In 2009 the Second Street Neighborhood Association teamed up with the Toonerville Trolley
Neighborhood Association forming a work group to see what could be done about the vacant properties in the neighborhood.
The group found that the available neighborhood stabilization and housing moneys were –rightfully– targeted for neighborhoods worse off than Old Louisville. The group decided to form a tax exempt, non-profit corporation –Victorian Louisville, Inc.– (VLINC) and to acquire and restore specific Old Louisville properties. To do this VLINC seeks grants and loans from those seeing the value of this endeavor.
It is not our intention to become long-term property owners or managers. We intend to identify particular derelict properties and working with all available resources restore these properties to a marketable state. In deciding which properties to restore we intend to benefit the surrounding neighborhood as much as possible.
Jan Cieremans emigrated from Holland in 2002. Jan has a degree
in mechanical engineering and has worked as sales manager before
becoming account manager for energy consultant Summit Energy in town. Jan and Holly and their daughter Emily own a home built around 1896 at Second and Oak streets, and they are gradually restoring the property. When asked to become Second Street Neighborhood Association’s president, Jan and its board identified the need to do something about the rising number of vacant properties in the neighborhood, and that’s how Victorian Louisville was born. Jan is a member of the Vacant Properties Action Campaign led by the Metropolitan Housing Coalition and a contributor to Preservation Louisville.

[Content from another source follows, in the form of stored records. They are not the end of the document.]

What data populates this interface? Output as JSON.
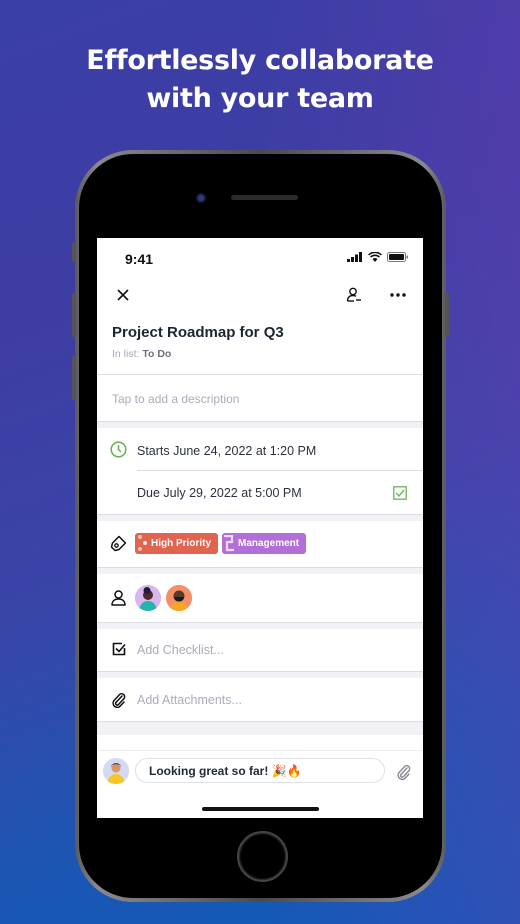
{
  "headline": {
    "line1": "Effortlessly collaborate",
    "line2": "with your team"
  },
  "status_bar": {
    "time": "9:41",
    "icons": [
      "signal-icon",
      "wifi-icon",
      "battery-icon"
    ]
  },
  "nav": {
    "close_icon": "close-icon",
    "assign_icon": "assign-user-icon",
    "more_icon": "more-icon"
  },
  "task": {
    "title": "Project Roadmap for Q3",
    "in_list_label": "In list:",
    "in_list_value": "To Do",
    "description_placeholder": "Tap to add a description"
  },
  "dates": {
    "start": "Starts June 24, 2022 at 1:20 PM",
    "due": "Due July 29, 2022 at 5:00 PM"
  },
  "tags": [
    {
      "label": "High Priority",
      "color": "#e06450"
    },
    {
      "label": "Management",
      "color": "#b36fd8"
    }
  ],
  "members": [
    {
      "name": "member-1",
      "bg": "#d9b6ec"
    },
    {
      "name": "member-2",
      "bg": "#f59a6a"
    }
  ],
  "checklist": {
    "placeholder": "Add Checklist..."
  },
  "attachments": {
    "placeholder": "Add Attachments..."
  },
  "comment": {
    "text": "Looking great so far! 🎉🔥"
  },
  "colors": {
    "accent_green": "#6ab457",
    "tag_high_priority": "#e06450",
    "tag_management": "#b36fd8"
  }
}
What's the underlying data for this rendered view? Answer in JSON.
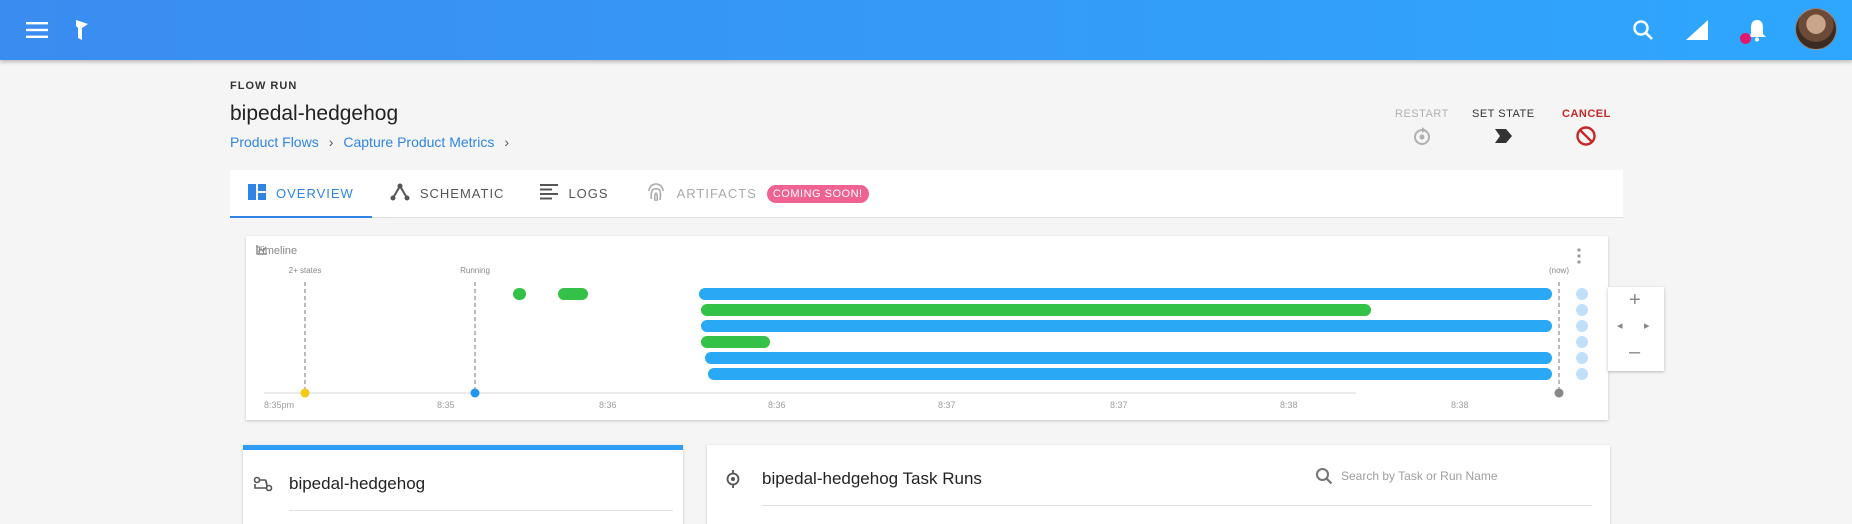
{
  "appbar": {
    "icons": [
      "menu-icon",
      "prefect-logo-icon",
      "search-icon",
      "signal-icon",
      "bell-icon"
    ],
    "colors": {
      "gradient_start": "#3b8cf0",
      "gradient_end": "#2ea7ff",
      "notification_dot": "#e2176f"
    }
  },
  "header": {
    "eyebrow": "FLOW RUN",
    "title": "bipedal-hedgehog",
    "breadcrumbs": [
      "Product Flows",
      "Capture Product Metrics"
    ]
  },
  "actions": {
    "restart": "RESTART",
    "set_state": "SET STATE",
    "cancel": "CANCEL"
  },
  "tabs": [
    {
      "label": "OVERVIEW",
      "icon": "overview-icon",
      "active": true
    },
    {
      "label": "SCHEMATIC",
      "icon": "schematic-icon",
      "active": false
    },
    {
      "label": "LOGS",
      "icon": "logs-icon",
      "active": false
    },
    {
      "label": "ARTIFACTS",
      "icon": "fingerprint-icon",
      "active": false,
      "disabled": true,
      "badge": "COMING SOON!"
    }
  ],
  "timeline": {
    "label": "Timeline",
    "markers": [
      {
        "label": "2+ states",
        "color": "#f6c915"
      },
      {
        "label": "Running",
        "color": "#2196f3"
      },
      {
        "label": "(now)",
        "color": "#888888"
      }
    ],
    "ticks": [
      "8:35pm",
      "8:35",
      "8:36",
      "8:36",
      "8:37",
      "8:37",
      "8:38",
      "8:38"
    ],
    "colors": {
      "running": "#29a8f5",
      "completed": "#34c147",
      "scheduled": "#bfdffb"
    }
  },
  "flow_card": {
    "title": "bipedal-hedgehog",
    "icon": "flow-icon"
  },
  "task_runs_card": {
    "title": "bipedal-hedgehog Task Runs",
    "icon": "task-run-icon",
    "search_placeholder": "Search by Task or Run Name"
  }
}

Christopher T. White has resided for 28 years in the Old Louisville Historic Preservation District where he and his spouse Dennis Rollins have invested much of their personal energy and capital into the rehabilitation of their neighborhood and the restoration of their home, a 1912 Craftsman manse on Ormsby Avenue. A community activist now for many years, Christopher served in the past on the Old Louisville (OL) Neighborhood Council, the OL Property Improvement Committee, the OL Crime & Safety Committee, and on the Board of the Second Street Neighborhood Association [SSNA]. Currently, he has focused his skill set on zoning laws, land development codes, and property analysis through his work as a project researcher for the Old Louisville Zoning and Land Use Committee and in fund raising for Victorian Louisville projects. An educator by profession, he has taught for Indiana University Southeast, Indiana University School of Music, Bloomington, and is currently on the faculty of the University of Louisville School of Music.
Bill Walshretired from high school teaching in the local public
schools in 1997 and, with his wife Alice, moved to Old Louisville
in 1998. He is a member of Second Street Neighborhood Association and the Toonerville Trolley Neighborhood Association. Most of his time and energy in the community has been on behalf
of the former St. Philip Neri parish property on Woodbine, between
Floyd and Brook Streets. To help keep this property active
in public service, he serves on the boards of Vernon Robertson
Urban Charities, Inc.; Kenwood Montessori School; Woodbine
Catholic Worker; and The Chapel of St. Philip. Bill and Alice
have 13 grandchildren, 6 of whom live in Old Louisville.
The work of Victorian Louisville, Inc. would not be possible without the support of the following contributors and project partners as of 7/11/12.
Nancy and Tom Woodcock
Charles Cash and Debra Richards
Central Park West Neighborhood Association